Other views: Still too many unknowns in GMO foods and crops
In response to an article published Monday, May 23, "Farmers' biotech plantings continue to grow": Everyone should be aware of not only the benefits, but also the adverse effects of genetically modified crops. The telephone study mentioned in the...
In response to an article published Monday, May 23, "Farmers' biotech plantings continue to grow":
Everyone should be aware of not only the benefits, but also the adverse effects of genetically modified crops. The telephone study mentioned in the article found 64 percent of nearly 407 adult shoppers polled didn't know what genetically modified foods were. Forty-eight percent of those surveyed didn't believe or didn't know these foods are found in grocery stores.
Genetically modified organisms are new life forms that do not occur in nature and break the natural boundaries that exist between species.
This should not be confused with traditional plant breeding or traditional biotechnology. A cow and a soybean will not breed in nature, but in the laboratory, scientists can hypothetically take a gene from a cow, insert it into a soybean, and essentially create an entirely new organism.

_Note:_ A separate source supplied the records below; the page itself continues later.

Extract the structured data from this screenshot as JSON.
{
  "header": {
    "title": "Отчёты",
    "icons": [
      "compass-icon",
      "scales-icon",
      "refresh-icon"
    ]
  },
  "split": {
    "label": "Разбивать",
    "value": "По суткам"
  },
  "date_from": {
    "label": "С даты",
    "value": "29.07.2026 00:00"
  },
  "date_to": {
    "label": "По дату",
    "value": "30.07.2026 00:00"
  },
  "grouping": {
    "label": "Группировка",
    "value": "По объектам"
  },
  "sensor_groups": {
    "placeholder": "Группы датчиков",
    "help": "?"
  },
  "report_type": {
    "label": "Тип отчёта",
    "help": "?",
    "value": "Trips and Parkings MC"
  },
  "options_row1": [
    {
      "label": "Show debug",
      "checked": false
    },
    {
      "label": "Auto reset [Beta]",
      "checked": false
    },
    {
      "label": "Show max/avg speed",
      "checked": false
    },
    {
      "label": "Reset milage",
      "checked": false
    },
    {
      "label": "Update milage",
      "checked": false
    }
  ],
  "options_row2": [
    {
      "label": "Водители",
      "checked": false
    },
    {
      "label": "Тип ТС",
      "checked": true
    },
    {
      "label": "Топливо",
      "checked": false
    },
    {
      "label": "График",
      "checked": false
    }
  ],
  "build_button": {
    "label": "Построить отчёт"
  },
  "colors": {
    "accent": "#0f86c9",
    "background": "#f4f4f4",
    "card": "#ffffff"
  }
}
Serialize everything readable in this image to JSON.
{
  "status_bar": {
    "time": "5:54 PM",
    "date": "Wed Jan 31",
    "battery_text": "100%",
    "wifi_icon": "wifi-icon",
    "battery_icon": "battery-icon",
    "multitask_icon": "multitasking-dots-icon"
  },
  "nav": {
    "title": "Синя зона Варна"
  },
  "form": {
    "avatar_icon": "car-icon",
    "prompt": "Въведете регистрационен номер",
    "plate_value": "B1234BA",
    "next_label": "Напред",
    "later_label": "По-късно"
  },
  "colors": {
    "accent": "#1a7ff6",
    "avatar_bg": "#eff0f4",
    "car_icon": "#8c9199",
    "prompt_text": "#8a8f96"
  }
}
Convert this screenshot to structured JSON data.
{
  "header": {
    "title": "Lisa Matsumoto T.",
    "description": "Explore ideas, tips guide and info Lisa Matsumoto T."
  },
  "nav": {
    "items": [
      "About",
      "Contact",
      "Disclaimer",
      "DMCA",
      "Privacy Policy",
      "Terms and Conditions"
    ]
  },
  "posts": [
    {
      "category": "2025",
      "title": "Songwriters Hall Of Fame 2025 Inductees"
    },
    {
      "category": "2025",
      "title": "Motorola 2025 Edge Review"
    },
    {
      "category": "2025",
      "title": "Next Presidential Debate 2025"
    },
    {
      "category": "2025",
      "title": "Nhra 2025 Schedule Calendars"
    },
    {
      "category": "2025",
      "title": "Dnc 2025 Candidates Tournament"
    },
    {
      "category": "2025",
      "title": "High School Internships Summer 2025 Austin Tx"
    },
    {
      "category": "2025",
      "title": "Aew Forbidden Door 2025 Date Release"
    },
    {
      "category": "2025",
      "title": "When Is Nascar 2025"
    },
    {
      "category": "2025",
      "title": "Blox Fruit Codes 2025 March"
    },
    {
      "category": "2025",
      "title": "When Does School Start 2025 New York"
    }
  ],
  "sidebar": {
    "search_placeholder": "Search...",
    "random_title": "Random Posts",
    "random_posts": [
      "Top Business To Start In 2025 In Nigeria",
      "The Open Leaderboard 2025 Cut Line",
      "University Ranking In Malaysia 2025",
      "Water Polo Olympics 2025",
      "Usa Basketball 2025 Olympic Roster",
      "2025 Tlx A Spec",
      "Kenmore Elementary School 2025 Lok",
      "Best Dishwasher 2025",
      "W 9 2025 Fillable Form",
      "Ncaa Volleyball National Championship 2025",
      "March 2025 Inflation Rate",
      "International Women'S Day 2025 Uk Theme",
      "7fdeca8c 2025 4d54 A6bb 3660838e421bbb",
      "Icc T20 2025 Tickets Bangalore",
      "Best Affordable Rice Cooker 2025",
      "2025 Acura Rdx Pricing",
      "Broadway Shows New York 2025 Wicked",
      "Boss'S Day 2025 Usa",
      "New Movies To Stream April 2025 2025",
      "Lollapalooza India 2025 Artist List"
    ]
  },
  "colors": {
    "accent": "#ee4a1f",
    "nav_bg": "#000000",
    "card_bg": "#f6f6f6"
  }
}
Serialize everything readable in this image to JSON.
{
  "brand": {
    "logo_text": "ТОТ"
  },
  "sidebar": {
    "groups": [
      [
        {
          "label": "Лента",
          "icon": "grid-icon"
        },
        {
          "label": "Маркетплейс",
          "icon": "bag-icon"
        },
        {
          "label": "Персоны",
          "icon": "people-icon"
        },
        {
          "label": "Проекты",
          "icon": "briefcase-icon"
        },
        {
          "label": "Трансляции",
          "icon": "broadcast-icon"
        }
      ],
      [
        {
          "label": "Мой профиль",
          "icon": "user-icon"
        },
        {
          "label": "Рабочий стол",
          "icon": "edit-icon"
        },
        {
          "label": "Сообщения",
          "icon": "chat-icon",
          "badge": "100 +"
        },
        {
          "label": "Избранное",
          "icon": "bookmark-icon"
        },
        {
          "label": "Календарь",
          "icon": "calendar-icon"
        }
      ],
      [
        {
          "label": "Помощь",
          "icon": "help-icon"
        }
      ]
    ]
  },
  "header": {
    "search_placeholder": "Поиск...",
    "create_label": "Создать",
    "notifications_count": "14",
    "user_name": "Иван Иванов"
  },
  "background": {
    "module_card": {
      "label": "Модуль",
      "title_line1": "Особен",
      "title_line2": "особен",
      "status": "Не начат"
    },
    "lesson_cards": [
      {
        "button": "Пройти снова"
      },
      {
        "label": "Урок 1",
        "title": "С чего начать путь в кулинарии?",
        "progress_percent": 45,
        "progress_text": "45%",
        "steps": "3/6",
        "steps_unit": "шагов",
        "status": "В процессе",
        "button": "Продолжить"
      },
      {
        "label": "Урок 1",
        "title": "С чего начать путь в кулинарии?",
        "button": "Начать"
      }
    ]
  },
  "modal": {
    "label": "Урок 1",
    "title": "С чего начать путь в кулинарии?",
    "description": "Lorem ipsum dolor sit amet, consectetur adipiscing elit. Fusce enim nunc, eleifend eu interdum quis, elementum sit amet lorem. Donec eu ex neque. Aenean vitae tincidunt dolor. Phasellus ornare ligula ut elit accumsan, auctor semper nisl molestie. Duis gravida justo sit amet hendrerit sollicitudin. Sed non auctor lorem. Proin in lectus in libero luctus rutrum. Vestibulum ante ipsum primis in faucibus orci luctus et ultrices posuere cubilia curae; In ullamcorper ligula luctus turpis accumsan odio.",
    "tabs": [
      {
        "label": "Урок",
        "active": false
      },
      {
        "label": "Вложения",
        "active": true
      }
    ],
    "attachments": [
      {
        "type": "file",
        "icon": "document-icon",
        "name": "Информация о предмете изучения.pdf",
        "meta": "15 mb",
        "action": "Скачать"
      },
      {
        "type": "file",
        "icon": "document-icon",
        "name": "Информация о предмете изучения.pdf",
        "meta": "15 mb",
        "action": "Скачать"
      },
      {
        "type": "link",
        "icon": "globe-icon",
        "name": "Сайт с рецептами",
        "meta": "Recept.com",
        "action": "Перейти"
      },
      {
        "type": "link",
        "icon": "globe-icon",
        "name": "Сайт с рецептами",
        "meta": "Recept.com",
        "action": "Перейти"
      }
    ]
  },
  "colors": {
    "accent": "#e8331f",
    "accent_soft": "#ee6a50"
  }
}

Genetic engineers can manipulate genes from bacteria, viruses, animals, plants and even humans.
After the man-made organisms are released into the environment, they reproduce, and there is no way to recall them. Right now, the long-term environmental effects of GMOs are unknown. They only began to be released into the environment on a large scale in the mid-'90s. The technology currently used to genetically engineer living organisms such as plants or animals is crude and imprecise. There is little or no understanding of the effects of genetic engineering (GE) on DNA and the organism as a whole or of how this might affect offspring in future generations.
The agrochemical companies that produce GE seeds require farmers to sign legal agreements specifying how to farm and promising not to save seed.
They also expect farmers to pay royalties, and then aggressively sue farmers who they believe are using their seeds without signing such agreements.
Unfortunately, when there is contamination on a field planted with non-GM seeds from a field planted with GM seeds due to pollination, many farmers are finding they have genetically engineered crops on their land whether they asked for it or not and may be forced to pay the royalties. I feel this may lead to the decline of small family farms, which are a large part of our culture and our livelihood in North Dakota.
Because little is known about the long-term effects, it cannot be concluded that genetically altered plants do not pose possible health or environmental risks. When foreign genes are randomly inserted into other genes, the network of DNA in the new organism that is created may be disrupted. This may lead to instability of the new organism, could create new toxins or allergens, and may also cause changes to the nutritional value.
Also, many genetically engineered crops contain genes which are resistant to antibiotics. This could severely undermine the effective treatment of diseases if the antibiotic resistance is transferred to bacteria which are harmful to human and animal health.
As a consumer, I believe that whether you are for or against genetic engineering, you need to make yourself informed of the pros and cons. And if you don't know both sides of the story, you cannot declare whether it is right or wrong.
Narum is a senior plant sciences student at North Dakota State University. E-mail firstname.lastname@example.org